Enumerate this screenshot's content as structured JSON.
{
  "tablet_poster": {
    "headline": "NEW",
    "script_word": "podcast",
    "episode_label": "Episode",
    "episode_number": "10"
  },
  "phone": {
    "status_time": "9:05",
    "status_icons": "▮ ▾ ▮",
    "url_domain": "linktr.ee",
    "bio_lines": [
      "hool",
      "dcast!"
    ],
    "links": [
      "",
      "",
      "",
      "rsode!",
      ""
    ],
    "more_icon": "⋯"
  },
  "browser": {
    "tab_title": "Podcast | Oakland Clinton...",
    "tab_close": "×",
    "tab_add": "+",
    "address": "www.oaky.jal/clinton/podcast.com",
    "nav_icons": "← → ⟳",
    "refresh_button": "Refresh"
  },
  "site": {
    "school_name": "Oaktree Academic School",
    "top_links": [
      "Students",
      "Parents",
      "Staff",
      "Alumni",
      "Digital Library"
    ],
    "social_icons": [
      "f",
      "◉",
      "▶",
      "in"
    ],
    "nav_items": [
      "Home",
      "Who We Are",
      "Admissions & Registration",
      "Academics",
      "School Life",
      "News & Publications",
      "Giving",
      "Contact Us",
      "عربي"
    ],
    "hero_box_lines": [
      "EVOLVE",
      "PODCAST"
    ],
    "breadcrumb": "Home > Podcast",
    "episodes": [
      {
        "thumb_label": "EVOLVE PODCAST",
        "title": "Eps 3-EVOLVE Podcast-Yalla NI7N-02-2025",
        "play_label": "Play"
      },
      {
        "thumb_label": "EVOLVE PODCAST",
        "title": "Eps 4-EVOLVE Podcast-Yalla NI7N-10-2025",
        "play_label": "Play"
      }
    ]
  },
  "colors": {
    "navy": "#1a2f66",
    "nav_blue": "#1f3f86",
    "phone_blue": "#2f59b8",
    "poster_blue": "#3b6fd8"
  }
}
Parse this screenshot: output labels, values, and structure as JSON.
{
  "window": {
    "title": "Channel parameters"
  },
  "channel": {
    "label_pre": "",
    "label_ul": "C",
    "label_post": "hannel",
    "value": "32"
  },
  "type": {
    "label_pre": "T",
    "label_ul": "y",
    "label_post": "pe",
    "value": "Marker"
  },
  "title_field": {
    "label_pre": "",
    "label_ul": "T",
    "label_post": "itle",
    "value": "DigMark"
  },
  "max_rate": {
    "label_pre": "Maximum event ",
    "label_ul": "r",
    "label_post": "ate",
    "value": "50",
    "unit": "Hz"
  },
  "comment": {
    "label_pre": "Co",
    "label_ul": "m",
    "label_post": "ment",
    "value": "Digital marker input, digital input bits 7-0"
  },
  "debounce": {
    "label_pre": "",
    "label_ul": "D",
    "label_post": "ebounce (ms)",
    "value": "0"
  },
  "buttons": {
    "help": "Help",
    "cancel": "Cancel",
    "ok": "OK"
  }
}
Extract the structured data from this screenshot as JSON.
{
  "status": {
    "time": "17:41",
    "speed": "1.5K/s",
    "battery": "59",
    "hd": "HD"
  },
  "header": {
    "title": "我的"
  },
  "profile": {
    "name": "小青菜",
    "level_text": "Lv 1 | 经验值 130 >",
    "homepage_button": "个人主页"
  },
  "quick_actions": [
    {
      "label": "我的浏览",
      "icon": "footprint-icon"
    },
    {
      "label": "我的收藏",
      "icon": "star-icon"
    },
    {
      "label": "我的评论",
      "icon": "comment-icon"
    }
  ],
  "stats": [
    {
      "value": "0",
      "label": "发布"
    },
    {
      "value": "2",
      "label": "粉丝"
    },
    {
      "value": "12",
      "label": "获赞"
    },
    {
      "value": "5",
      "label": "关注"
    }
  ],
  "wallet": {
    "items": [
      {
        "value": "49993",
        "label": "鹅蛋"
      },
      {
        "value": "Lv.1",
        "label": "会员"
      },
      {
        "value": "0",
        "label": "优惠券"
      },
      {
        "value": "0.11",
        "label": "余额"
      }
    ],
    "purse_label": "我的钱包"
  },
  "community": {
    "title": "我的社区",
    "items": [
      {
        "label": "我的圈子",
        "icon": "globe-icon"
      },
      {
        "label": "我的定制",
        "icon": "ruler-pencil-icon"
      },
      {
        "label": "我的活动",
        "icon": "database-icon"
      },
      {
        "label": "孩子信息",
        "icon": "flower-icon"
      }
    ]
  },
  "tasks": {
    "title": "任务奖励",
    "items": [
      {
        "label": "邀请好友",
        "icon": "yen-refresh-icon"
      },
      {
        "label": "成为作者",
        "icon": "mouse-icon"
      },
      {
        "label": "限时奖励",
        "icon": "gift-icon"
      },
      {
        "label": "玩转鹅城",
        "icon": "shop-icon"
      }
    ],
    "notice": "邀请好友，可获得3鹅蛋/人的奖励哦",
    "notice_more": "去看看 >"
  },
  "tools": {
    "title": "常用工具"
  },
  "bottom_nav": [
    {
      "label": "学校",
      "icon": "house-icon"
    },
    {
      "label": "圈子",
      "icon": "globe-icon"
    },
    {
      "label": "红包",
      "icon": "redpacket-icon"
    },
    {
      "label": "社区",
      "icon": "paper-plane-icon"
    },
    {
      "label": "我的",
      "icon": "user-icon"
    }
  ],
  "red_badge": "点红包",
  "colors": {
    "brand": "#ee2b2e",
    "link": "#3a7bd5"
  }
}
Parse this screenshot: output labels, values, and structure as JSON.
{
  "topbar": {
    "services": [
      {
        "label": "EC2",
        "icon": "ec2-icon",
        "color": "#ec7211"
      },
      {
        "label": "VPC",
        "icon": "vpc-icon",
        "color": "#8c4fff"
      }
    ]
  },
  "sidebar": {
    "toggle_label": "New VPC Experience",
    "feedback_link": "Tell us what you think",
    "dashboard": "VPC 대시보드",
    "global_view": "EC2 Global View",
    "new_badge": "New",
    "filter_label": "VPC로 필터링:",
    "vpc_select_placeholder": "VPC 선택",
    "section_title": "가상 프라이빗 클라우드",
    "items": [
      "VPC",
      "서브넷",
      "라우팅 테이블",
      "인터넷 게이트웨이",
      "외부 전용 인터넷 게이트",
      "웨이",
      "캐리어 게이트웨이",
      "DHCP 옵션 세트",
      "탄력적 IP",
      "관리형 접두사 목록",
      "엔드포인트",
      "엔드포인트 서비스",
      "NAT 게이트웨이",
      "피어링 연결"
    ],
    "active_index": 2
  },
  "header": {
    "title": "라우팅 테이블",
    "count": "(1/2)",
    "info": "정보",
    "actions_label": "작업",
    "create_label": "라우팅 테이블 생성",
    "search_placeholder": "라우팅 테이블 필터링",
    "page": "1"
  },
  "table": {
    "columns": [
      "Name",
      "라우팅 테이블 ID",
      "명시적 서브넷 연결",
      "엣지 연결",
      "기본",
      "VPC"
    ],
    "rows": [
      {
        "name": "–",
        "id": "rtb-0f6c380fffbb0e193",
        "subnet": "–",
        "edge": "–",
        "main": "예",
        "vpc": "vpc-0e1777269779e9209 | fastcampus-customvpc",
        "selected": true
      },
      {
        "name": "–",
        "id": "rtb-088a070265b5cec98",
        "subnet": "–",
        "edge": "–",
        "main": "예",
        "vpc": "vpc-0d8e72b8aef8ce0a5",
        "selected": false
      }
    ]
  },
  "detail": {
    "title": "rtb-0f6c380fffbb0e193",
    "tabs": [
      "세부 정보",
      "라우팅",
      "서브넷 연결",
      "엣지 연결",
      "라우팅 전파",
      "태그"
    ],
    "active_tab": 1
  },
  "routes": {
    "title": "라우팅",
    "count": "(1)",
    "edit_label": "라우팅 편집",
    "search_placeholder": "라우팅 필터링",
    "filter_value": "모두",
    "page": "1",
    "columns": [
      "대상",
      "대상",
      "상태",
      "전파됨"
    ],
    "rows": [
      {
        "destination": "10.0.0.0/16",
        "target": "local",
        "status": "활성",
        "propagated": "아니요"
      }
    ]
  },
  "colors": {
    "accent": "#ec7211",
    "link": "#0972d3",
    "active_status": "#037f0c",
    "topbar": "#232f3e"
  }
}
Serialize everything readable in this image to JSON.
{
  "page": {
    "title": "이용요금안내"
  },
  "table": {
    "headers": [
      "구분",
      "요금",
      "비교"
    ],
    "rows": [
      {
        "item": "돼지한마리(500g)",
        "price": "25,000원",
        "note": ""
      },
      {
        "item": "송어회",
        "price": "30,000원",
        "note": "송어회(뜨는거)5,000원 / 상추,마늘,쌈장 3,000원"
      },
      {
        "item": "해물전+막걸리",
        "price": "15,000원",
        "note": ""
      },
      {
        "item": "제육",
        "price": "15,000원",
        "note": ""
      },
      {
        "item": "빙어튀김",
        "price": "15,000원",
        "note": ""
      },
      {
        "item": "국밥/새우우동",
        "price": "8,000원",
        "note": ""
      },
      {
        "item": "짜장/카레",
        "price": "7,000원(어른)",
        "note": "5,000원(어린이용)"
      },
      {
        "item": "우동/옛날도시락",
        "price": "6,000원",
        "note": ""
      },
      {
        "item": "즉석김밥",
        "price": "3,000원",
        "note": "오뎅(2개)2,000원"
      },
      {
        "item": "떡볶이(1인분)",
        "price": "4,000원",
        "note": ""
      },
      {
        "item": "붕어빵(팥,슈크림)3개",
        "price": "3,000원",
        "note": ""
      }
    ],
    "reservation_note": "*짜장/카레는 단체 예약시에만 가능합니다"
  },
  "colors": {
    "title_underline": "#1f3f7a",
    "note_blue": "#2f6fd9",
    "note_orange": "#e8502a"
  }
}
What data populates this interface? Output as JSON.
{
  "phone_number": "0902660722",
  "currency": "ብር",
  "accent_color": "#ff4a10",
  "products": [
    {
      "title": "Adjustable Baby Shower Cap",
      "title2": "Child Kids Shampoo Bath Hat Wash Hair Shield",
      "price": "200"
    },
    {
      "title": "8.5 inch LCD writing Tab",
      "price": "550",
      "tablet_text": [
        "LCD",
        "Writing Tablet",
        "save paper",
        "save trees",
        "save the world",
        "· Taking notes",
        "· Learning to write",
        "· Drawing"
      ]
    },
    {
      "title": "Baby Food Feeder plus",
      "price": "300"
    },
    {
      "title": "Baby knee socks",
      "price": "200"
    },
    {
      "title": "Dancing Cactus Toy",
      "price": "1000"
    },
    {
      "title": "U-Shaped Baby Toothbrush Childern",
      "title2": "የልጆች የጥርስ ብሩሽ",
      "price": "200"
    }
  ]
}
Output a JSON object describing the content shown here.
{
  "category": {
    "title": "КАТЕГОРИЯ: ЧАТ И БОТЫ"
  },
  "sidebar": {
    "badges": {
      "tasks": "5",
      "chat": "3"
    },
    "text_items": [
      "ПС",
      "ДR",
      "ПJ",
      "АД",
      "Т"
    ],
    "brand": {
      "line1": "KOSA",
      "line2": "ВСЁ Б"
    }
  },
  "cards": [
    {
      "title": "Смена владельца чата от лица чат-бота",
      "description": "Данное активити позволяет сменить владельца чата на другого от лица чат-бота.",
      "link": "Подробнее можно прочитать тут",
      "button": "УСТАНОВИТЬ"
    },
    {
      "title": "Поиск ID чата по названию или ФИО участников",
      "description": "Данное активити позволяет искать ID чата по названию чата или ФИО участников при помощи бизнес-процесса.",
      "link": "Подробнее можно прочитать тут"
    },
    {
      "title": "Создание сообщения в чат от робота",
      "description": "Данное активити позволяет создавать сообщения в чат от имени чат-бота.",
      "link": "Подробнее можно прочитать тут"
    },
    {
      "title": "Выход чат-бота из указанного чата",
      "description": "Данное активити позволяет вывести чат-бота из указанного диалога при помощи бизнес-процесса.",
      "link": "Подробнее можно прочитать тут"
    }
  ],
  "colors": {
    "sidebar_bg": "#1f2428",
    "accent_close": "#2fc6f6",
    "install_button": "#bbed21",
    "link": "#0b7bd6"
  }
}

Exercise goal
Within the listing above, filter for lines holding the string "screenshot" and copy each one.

Worked solution
Enumerate this screenshot's content as structured JSON.
Parse this screenshot: output labels, values, and structure as JSON.
Extract the structured data from this screenshot as JSON.
Parse this screenshot: output labels, values, and structure as JSON.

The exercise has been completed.